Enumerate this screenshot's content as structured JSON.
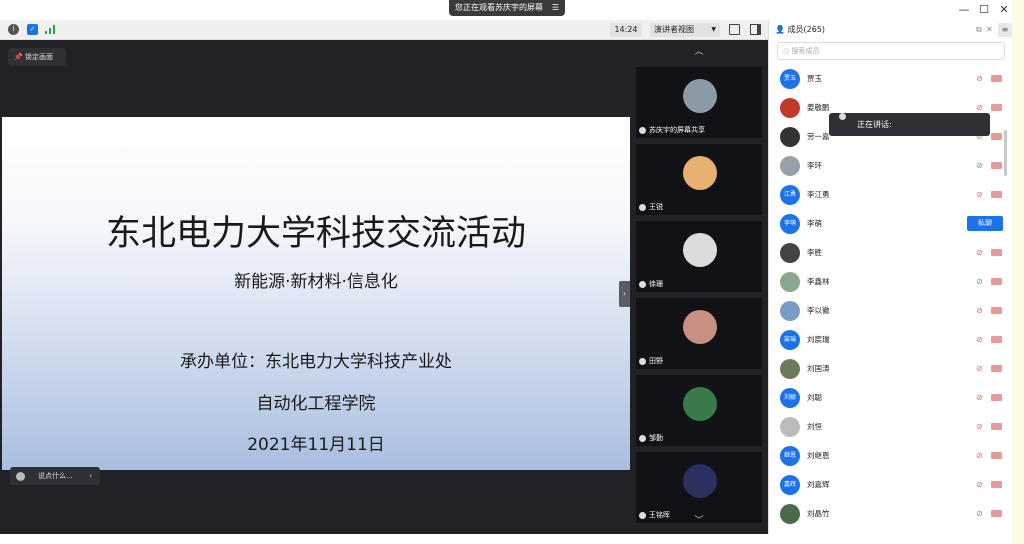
{
  "titlebar": {
    "watch_notice": "您正在观看苏庆宇的屏幕",
    "min": "—",
    "max": "☐",
    "close": "✕"
  },
  "toolbar": {
    "time": "14:24",
    "view_mode": "演讲者视图"
  },
  "stage": {
    "lock_label": "锁定画面",
    "chat_placeholder": "说点什么..."
  },
  "slide": {
    "title": "东北电力大学科技交流活动",
    "subtitle": "新能源·新材料·信息化",
    "organizer": "承办单位：东北电力大学科技产业处",
    "college": "自动化工程学院",
    "date": "2021年11月11日"
  },
  "thumbs": [
    {
      "name": "苏庆宇的屏幕共享",
      "color": "#8a9aa8"
    },
    {
      "name": "王锐",
      "color": "#e8b070"
    },
    {
      "name": "徐珊",
      "color": "#dcdcdc"
    },
    {
      "name": "田野",
      "color": "#c89080"
    },
    {
      "name": "邹勤",
      "color": "#3a7a4a"
    },
    {
      "name": "王铭晖",
      "color": "#2a3060"
    }
  ],
  "panel": {
    "title": "成员(265)",
    "search_placeholder": "搜索成员",
    "private_chat": "私聊",
    "speaking": "正在讲话:"
  },
  "members": [
    {
      "name": "贾玉",
      "avatar": "贾玉",
      "color": "#1a73e8"
    },
    {
      "name": "姜敬鹏",
      "avatar": "",
      "color": "#c0392b"
    },
    {
      "name": "劳一嘉",
      "avatar": "",
      "color": "#333333"
    },
    {
      "name": "李环",
      "avatar": "",
      "color": "#9aa0aa"
    },
    {
      "name": "李江勇",
      "avatar": "江勇",
      "color": "#1a73e8"
    },
    {
      "name": "李萌",
      "avatar": "李萌",
      "color": "#1a73e8"
    },
    {
      "name": "李胜",
      "avatar": "",
      "color": "#444444"
    },
    {
      "name": "李鑫林",
      "avatar": "",
      "color": "#8aa890"
    },
    {
      "name": "李以徽",
      "avatar": "",
      "color": "#7a9ac8"
    },
    {
      "name": "刘宸瑞",
      "avatar": "宸瑞",
      "color": "#1a73e8"
    },
    {
      "name": "刘国涛",
      "avatar": "",
      "color": "#6a7a5a"
    },
    {
      "name": "刘聪",
      "avatar": "刘聪",
      "color": "#1a73e8"
    },
    {
      "name": "刘恒",
      "avatar": "",
      "color": "#bbbbbb"
    },
    {
      "name": "刘继恩",
      "avatar": "继恩",
      "color": "#1a73e8"
    },
    {
      "name": "刘嘉辉",
      "avatar": "嘉辉",
      "color": "#1a73e8"
    },
    {
      "name": "刘晶竹",
      "avatar": "",
      "color": "#4a6a4a"
    }
  ]
}
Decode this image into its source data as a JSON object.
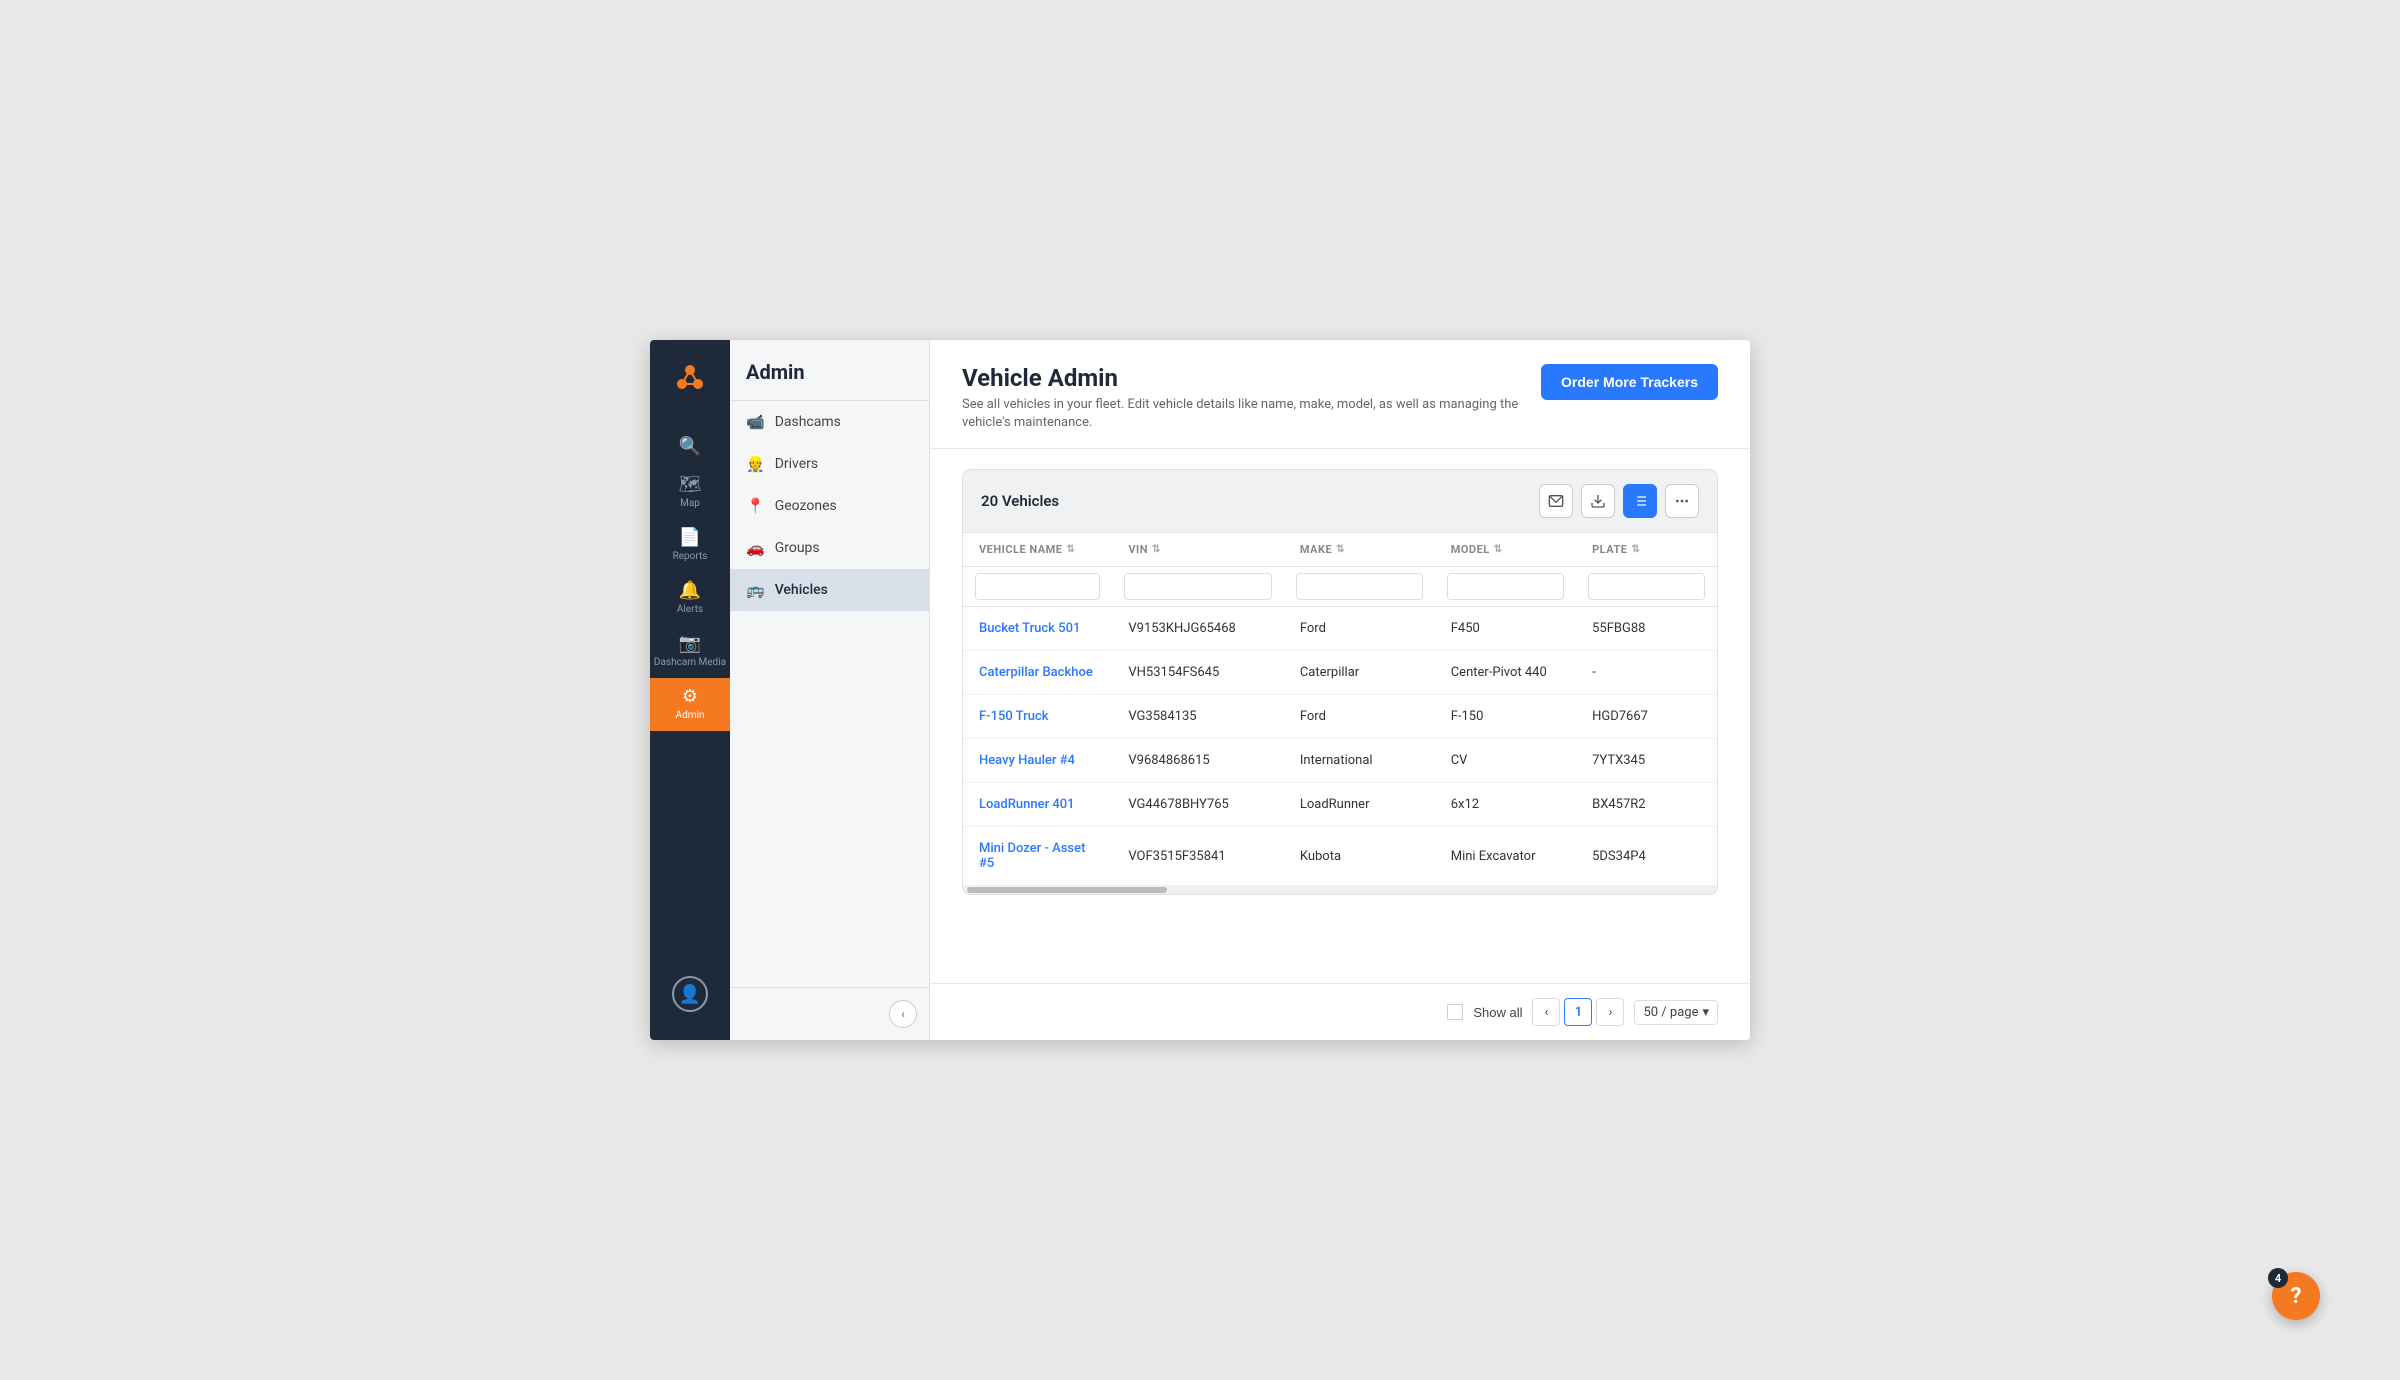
{
  "app": {
    "window_title": "Vehicle Admin"
  },
  "left_nav": {
    "logo_alt": "Logo",
    "items": [
      {
        "id": "search",
        "icon": "🔍",
        "label": ""
      },
      {
        "id": "map",
        "icon": "🗺",
        "label": "Map"
      },
      {
        "id": "reports",
        "icon": "📄",
        "label": "Reports"
      },
      {
        "id": "alerts",
        "icon": "🔔",
        "label": "Alerts"
      },
      {
        "id": "dashcam",
        "icon": "📷",
        "label": "Dashcam Media"
      },
      {
        "id": "admin",
        "icon": "⚙",
        "label": "Admin"
      }
    ],
    "user_icon": "👤"
  },
  "sidebar": {
    "title": "Admin",
    "items": [
      {
        "id": "dashcams",
        "label": "Dashcams",
        "icon": "📹"
      },
      {
        "id": "drivers",
        "label": "Drivers",
        "icon": "👷"
      },
      {
        "id": "geozones",
        "label": "Geozones",
        "icon": "📍"
      },
      {
        "id": "groups",
        "label": "Groups",
        "icon": "🚗"
      },
      {
        "id": "vehicles",
        "label": "Vehicles",
        "icon": "🚌"
      }
    ]
  },
  "main": {
    "page_title": "Vehicle Admin",
    "page_subtitle": "See all vehicles in your fleet. Edit vehicle details like name, make, model, as well as managing the vehicle's maintenance.",
    "order_button": "Order More Trackers",
    "table": {
      "count_label": "20 Vehicles",
      "columns": [
        {
          "key": "vehicle_name",
          "label": "VEHICLE NAME"
        },
        {
          "key": "vin",
          "label": "VIN"
        },
        {
          "key": "make",
          "label": "MAKE"
        },
        {
          "key": "model",
          "label": "MODEL"
        },
        {
          "key": "plate",
          "label": "PLATE"
        }
      ],
      "rows": [
        {
          "vehicle_name": "Bucket Truck 501",
          "vin": "V9153KHJG65468",
          "make": "Ford",
          "model": "F450",
          "plate": "55FBG88"
        },
        {
          "vehicle_name": "Caterpillar Backhoe",
          "vin": "VH53154FS645",
          "make": "Caterpillar",
          "model": "Center-Pivot 440",
          "plate": "-"
        },
        {
          "vehicle_name": "F-150 Truck",
          "vin": "VG3584135",
          "make": "Ford",
          "model": "F-150",
          "plate": "HGD7667"
        },
        {
          "vehicle_name": "Heavy Hauler #4",
          "vin": "V9684868615",
          "make": "International",
          "model": "CV",
          "plate": "7YTX345"
        },
        {
          "vehicle_name": "LoadRunner 401",
          "vin": "VG44678BHY765",
          "make": "LoadRunner",
          "model": "6x12",
          "plate": "BX457R2"
        },
        {
          "vehicle_name": "Mini Dozer - Asset #5",
          "vin": "VOF3515F35841",
          "make": "Kubota",
          "model": "Mini Excavator",
          "plate": "5DS34P4"
        }
      ]
    },
    "pagination": {
      "show_all": "Show all",
      "current_page": "1",
      "per_page": "50 / page"
    }
  },
  "help": {
    "badge_count": "4",
    "icon": "?"
  }
}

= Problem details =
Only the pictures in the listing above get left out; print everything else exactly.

= Solution for this task =
Enumerate this screenshot's content as structured JSON.
{
  "titlebar": {
    "watch_notice": "您正在观看苏庆宇的屏幕",
    "min": "—",
    "max": "☐",
    "close": "✕"
  },
  "toolbar": {
    "time": "14:24",
    "view_mode": "演讲者视图"
  },
  "stage": {
    "lock_label": "锁定画面",
    "chat_placeholder": "说点什么..."
  },
  "slide": {
    "title": "东北电力大学科技交流活动",
    "subtitle": "新能源·新材料·信息化",
    "organizer": "承办单位：东北电力大学科技产业处",
    "college": "自动化工程学院",
    "date": "2021年11月11日"
  },
  "thumbs": [
    {
      "name": "苏庆宇的屏幕共享",
      "color": "#8a9aa8"
    },
    {
      "name": "王锐",
      "color": "#e8b070"
    },
    {
      "name": "徐珊",
      "color": "#dcdcdc"
    },
    {
      "name": "田野",
      "color": "#c89080"
    },
    {
      "name": "邹勤",
      "color": "#3a7a4a"
    },
    {
      "name": "王铭晖",
      "color": "#2a3060"
    }
  ],
  "panel": {
    "title": "成员(265)",
    "search_placeholder": "搜索成员",
    "private_chat": "私聊",
    "speaking": "正在讲话:"
  },
  "members": [
    {
      "name": "贾玉",
      "avatar": "贾玉",
      "color": "#1a73e8"
    },
    {
      "name": "姜敬鹏",
      "avatar": "",
      "color": "#c0392b"
    },
    {
      "name": "劳一嘉",
      "avatar": "",
      "color": "#333333"
    },
    {
      "name": "李环",
      "avatar": "",
      "color": "#9aa0aa"
    },
    {
      "name": "李江勇",
      "avatar": "江勇",
      "color": "#1a73e8"
    },
    {
      "name": "李萌",
      "avatar": "李萌",
      "color": "#1a73e8"
    },
    {
      "name": "李胜",
      "avatar": "",
      "color": "#444444"
    },
    {
      "name": "李鑫林",
      "avatar": "",
      "color": "#8aa890"
    },
    {
      "name": "李以徽",
      "avatar": "",
      "color": "#7a9ac8"
    },
    {
      "name": "刘宸瑞",
      "avatar": "宸瑞",
      "color": "#1a73e8"
    },
    {
      "name": "刘国涛",
      "avatar": "",
      "color": "#6a7a5a"
    },
    {
      "name": "刘聪",
      "avatar": "刘聪",
      "color": "#1a73e8"
    },
    {
      "name": "刘恒",
      "avatar": "",
      "color": "#bbbbbb"
    },
    {
      "name": "刘继恩",
      "avatar": "继恩",
      "color": "#1a73e8"
    },
    {
      "name": "刘嘉辉",
      "avatar": "嘉辉",
      "color": "#1a73e8"
    },
    {
      "name": "刘晶竹",
      "avatar": "",
      "color": "#4a6a4a"
    }
  ]
}
Decode this image into its source data as a JSON object.
{
  "app": {
    "window_title": "Vehicle Admin"
  },
  "left_nav": {
    "logo_alt": "Logo",
    "items": [
      {
        "id": "search",
        "icon": "🔍",
        "label": ""
      },
      {
        "id": "map",
        "icon": "🗺",
        "label": "Map"
      },
      {
        "id": "reports",
        "icon": "📄",
        "label": "Reports"
      },
      {
        "id": "alerts",
        "icon": "🔔",
        "label": "Alerts"
      },
      {
        "id": "dashcam",
        "icon": "📷",
        "label": "Dashcam Media"
      },
      {
        "id": "admin",
        "icon": "⚙",
        "label": "Admin"
      }
    ],
    "user_icon": "👤"
  },
  "sidebar": {
    "title": "Admin",
    "items": [
      {
        "id": "dashcams",
        "label": "Dashcams",
        "icon": "📹"
      },
      {
        "id": "drivers",
        "label": "Drivers",
        "icon": "👷"
      },
      {
        "id": "geozones",
        "label": "Geozones",
        "icon": "📍"
      },
      {
        "id": "groups",
        "label": "Groups",
        "icon": "🚗"
      },
      {
        "id": "vehicles",
        "label": "Vehicles",
        "icon": "🚌"
      }
    ]
  },
  "main": {
    "page_title": "Vehicle Admin",
    "page_subtitle": "See all vehicles in your fleet. Edit vehicle details like name, make, model, as well as managing the vehicle's maintenance.",
    "order_button": "Order More Trackers",
    "table": {
      "count_label": "20 Vehicles",
      "columns": [
        {
          "key": "vehicle_name",
          "label": "VEHICLE NAME"
        },
        {
          "key": "vin",
          "label": "VIN"
        },
        {
          "key": "make",
          "label": "MAKE"
        },
        {
          "key": "model",
          "label": "MODEL"
        },
        {
          "key": "plate",
          "label": "PLATE"
        }
      ],
      "rows": [
        {
          "vehicle_name": "Bucket Truck 501",
          "vin": "V9153KHJG65468",
          "make": "Ford",
          "model": "F450",
          "plate": "55FBG88"
        },
        {
          "vehicle_name": "Caterpillar Backhoe",
          "vin": "VH53154FS645",
          "make": "Caterpillar",
          "model": "Center-Pivot 440",
          "plate": "-"
        },
        {
          "vehicle_name": "F-150 Truck",
          "vin": "VG3584135",
          "make": "Ford",
          "model": "F-150",
          "plate": "HGD7667"
        },
        {
          "vehicle_name": "Heavy Hauler #4",
          "vin": "V9684868615",
          "make": "International",
          "model": "CV",
          "plate": "7YTX345"
        },
        {
          "vehicle_name": "LoadRunner 401",
          "vin": "VG44678BHY765",
          "make": "LoadRunner",
          "model": "6x12",
          "plate": "BX457R2"
        },
        {
          "vehicle_name": "Mini Dozer - Asset #5",
          "vin": "VOF3515F35841",
          "make": "Kubota",
          "model": "Mini Excavator",
          "plate": "5DS34P4"
        }
      ]
    },
    "pagination": {
      "show_all": "Show all",
      "current_page": "1",
      "per_page": "50 / page"
    }
  },
  "help": {
    "badge_count": "4",
    "icon": "?"
  }
}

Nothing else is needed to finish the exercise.